[[ Data open ]]

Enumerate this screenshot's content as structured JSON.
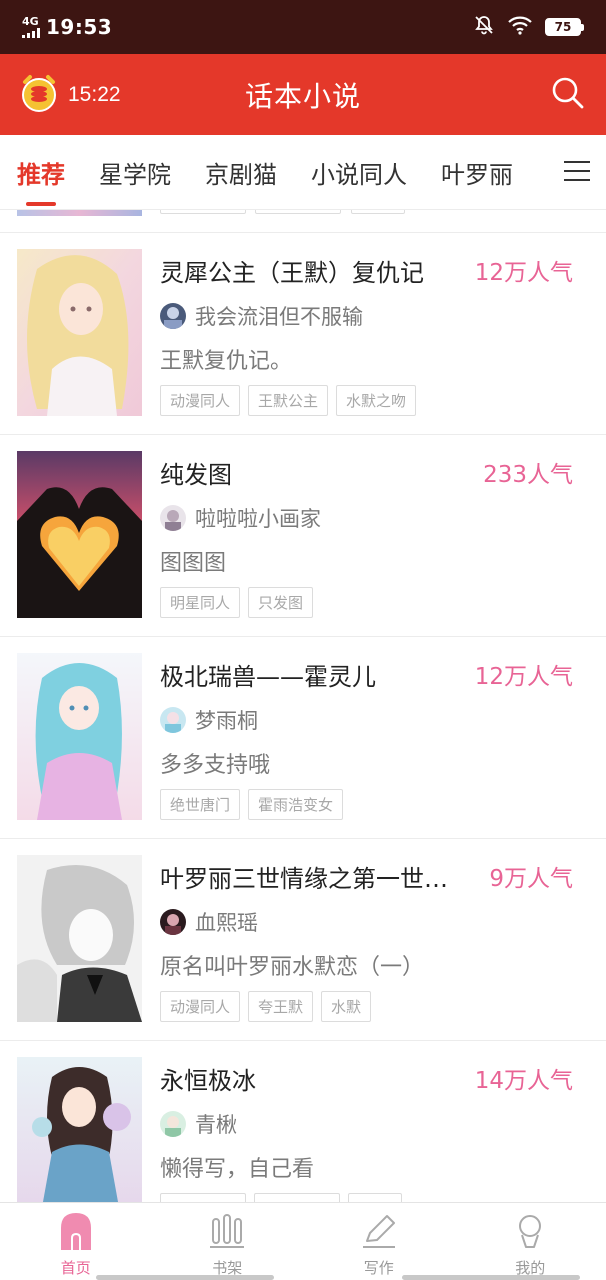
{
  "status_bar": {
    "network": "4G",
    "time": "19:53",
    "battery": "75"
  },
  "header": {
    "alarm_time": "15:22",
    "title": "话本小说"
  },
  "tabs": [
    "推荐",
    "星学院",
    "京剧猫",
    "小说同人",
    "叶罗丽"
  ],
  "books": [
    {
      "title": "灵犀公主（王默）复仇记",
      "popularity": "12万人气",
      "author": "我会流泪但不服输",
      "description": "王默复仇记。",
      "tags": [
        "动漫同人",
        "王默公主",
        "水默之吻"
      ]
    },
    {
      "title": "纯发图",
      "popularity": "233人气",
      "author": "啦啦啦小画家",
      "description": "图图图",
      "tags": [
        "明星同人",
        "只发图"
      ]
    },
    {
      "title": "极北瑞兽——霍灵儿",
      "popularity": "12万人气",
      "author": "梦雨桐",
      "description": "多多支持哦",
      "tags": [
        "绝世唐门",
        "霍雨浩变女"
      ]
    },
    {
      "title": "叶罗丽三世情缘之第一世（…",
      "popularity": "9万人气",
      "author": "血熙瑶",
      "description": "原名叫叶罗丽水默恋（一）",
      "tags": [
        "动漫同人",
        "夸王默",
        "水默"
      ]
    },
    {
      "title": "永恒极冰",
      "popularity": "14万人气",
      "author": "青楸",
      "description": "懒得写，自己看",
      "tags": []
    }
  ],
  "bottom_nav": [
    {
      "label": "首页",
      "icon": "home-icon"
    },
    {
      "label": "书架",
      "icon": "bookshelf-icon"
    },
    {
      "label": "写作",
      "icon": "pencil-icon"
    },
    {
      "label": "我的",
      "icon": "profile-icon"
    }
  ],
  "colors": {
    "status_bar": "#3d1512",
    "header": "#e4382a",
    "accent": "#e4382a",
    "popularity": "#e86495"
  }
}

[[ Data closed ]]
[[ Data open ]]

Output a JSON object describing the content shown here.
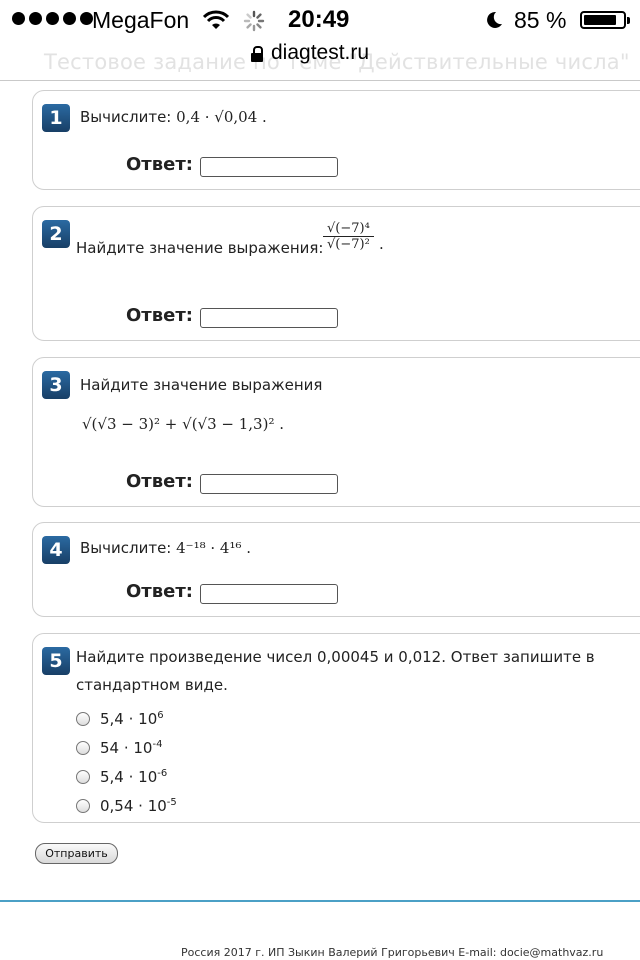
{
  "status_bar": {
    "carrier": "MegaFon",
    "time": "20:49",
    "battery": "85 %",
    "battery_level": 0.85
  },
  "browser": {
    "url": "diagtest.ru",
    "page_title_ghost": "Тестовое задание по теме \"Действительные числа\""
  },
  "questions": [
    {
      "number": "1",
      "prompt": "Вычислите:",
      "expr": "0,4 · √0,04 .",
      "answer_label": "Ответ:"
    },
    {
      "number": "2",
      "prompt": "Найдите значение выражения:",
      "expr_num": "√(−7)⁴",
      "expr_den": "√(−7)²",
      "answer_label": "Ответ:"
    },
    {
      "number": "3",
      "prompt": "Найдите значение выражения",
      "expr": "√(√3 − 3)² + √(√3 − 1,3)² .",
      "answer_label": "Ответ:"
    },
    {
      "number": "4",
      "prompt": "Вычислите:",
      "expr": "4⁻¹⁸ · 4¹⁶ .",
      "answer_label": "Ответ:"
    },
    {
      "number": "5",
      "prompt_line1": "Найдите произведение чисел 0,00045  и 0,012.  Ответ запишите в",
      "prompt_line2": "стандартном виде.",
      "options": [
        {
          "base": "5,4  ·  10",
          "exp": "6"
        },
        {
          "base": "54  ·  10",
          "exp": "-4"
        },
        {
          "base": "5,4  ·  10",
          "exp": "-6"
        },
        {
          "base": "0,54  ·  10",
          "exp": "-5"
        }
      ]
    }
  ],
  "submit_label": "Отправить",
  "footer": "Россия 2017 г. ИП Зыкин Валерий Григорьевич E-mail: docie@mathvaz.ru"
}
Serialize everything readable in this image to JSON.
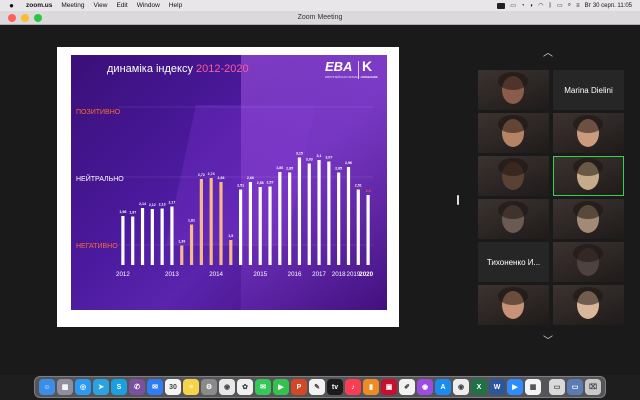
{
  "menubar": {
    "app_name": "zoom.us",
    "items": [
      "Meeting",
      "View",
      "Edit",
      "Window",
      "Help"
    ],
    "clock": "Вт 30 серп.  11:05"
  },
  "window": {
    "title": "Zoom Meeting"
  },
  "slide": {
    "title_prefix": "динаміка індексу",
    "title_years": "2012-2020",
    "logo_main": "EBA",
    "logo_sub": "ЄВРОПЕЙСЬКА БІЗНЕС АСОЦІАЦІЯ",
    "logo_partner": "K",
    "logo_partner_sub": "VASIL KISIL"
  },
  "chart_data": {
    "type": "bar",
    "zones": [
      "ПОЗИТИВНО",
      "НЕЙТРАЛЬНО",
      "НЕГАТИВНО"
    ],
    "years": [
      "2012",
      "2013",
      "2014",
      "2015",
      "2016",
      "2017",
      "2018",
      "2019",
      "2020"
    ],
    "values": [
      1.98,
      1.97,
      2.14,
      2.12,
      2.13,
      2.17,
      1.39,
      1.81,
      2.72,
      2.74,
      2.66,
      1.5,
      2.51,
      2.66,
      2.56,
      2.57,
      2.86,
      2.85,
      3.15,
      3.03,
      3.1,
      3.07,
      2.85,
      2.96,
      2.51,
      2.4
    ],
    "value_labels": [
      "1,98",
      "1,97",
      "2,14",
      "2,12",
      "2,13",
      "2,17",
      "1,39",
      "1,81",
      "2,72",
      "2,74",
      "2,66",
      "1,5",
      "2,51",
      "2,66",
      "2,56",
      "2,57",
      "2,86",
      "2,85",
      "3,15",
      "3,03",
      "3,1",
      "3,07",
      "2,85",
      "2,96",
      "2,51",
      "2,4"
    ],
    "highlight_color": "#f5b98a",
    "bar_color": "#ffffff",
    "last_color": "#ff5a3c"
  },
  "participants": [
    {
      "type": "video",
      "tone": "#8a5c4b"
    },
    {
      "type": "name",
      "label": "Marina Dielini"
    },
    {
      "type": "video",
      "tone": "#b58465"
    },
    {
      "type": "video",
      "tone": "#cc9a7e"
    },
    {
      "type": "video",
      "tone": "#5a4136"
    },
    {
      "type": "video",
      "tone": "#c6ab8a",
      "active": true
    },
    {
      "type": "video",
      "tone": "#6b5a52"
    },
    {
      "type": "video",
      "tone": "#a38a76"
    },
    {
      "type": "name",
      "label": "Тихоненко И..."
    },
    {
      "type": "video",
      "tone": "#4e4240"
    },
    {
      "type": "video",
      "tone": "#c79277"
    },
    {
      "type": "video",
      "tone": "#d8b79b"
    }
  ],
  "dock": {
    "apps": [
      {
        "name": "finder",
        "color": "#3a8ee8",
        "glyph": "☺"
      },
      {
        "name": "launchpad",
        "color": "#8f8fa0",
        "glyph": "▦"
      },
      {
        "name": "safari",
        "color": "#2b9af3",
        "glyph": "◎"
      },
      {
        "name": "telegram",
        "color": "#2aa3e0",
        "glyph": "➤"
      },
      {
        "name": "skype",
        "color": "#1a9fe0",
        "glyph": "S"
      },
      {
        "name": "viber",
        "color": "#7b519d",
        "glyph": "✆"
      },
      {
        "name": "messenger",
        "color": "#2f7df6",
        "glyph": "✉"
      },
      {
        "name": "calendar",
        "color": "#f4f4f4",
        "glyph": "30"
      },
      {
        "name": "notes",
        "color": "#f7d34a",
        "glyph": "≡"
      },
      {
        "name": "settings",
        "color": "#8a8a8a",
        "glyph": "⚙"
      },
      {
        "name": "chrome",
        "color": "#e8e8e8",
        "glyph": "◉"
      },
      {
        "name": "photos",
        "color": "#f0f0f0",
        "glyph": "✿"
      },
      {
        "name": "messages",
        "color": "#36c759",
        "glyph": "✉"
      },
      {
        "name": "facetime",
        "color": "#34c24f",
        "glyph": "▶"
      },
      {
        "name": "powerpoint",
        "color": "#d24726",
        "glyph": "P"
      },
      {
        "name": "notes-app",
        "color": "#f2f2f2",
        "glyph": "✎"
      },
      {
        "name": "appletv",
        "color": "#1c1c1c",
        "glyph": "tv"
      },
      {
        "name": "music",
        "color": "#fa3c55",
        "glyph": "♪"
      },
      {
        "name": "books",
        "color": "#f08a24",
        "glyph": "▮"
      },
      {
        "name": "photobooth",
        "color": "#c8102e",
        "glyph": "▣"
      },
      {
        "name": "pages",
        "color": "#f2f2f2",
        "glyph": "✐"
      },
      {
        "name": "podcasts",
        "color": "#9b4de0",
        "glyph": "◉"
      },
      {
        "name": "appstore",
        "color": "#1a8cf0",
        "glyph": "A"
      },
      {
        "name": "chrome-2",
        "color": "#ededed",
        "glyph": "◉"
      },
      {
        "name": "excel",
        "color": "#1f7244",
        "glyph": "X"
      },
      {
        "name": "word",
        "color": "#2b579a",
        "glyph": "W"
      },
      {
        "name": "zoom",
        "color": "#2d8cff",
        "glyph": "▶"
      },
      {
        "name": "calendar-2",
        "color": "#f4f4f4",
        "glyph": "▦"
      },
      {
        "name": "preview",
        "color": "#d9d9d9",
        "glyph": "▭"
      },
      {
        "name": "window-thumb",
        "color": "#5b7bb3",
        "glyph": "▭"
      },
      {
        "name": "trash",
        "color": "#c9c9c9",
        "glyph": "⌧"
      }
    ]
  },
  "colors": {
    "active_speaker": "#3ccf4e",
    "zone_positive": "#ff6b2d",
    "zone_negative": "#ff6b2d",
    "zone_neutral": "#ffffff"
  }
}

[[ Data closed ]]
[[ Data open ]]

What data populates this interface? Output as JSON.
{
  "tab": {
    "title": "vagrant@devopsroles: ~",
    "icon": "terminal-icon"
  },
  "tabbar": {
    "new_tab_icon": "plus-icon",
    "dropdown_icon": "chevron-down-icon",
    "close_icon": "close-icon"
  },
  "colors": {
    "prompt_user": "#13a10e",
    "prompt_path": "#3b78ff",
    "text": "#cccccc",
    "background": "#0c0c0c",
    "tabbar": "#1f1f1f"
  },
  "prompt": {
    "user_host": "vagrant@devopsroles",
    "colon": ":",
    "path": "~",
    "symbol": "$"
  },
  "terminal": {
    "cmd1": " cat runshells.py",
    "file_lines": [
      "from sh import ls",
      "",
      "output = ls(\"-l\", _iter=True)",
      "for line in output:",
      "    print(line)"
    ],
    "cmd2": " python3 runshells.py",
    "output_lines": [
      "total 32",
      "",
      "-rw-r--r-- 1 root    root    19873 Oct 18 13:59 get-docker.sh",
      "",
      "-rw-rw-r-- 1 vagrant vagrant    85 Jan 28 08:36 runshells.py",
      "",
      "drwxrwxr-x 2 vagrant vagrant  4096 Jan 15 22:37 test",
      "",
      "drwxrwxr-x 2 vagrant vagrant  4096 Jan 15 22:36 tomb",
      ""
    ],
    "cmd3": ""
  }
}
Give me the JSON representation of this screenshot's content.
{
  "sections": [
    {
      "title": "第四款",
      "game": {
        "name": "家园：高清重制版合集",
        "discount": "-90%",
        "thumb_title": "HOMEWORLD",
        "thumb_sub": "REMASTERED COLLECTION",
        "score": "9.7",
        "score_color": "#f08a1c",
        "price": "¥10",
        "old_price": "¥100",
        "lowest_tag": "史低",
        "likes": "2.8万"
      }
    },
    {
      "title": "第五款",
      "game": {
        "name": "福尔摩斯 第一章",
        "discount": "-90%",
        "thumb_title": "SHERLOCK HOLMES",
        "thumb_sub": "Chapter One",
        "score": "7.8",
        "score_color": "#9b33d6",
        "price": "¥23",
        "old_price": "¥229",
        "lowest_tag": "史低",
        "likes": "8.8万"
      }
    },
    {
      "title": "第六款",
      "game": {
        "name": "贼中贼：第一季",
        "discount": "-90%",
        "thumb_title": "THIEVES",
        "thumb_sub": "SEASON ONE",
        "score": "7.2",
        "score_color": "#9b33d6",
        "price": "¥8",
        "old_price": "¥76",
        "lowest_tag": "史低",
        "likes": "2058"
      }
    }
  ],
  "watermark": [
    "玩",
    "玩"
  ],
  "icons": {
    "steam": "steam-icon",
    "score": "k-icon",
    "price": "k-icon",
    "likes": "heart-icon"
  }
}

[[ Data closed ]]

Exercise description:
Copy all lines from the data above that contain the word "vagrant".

Answer section:
    "title": "vagrant@devopsroles: ~",
    "user_host": "vagrant@devopsroles",
      "-rw-rw-r-- 1 vagrant vagrant    85 Jan 28 08:36 runshells.py",
      "drwxrwxr-x 2 vagrant vagrant  4096 Jan 15 22:37 test",
      "drwxrwxr-x 2 vagrant vagrant  4096 Jan 15 22:36 tomb",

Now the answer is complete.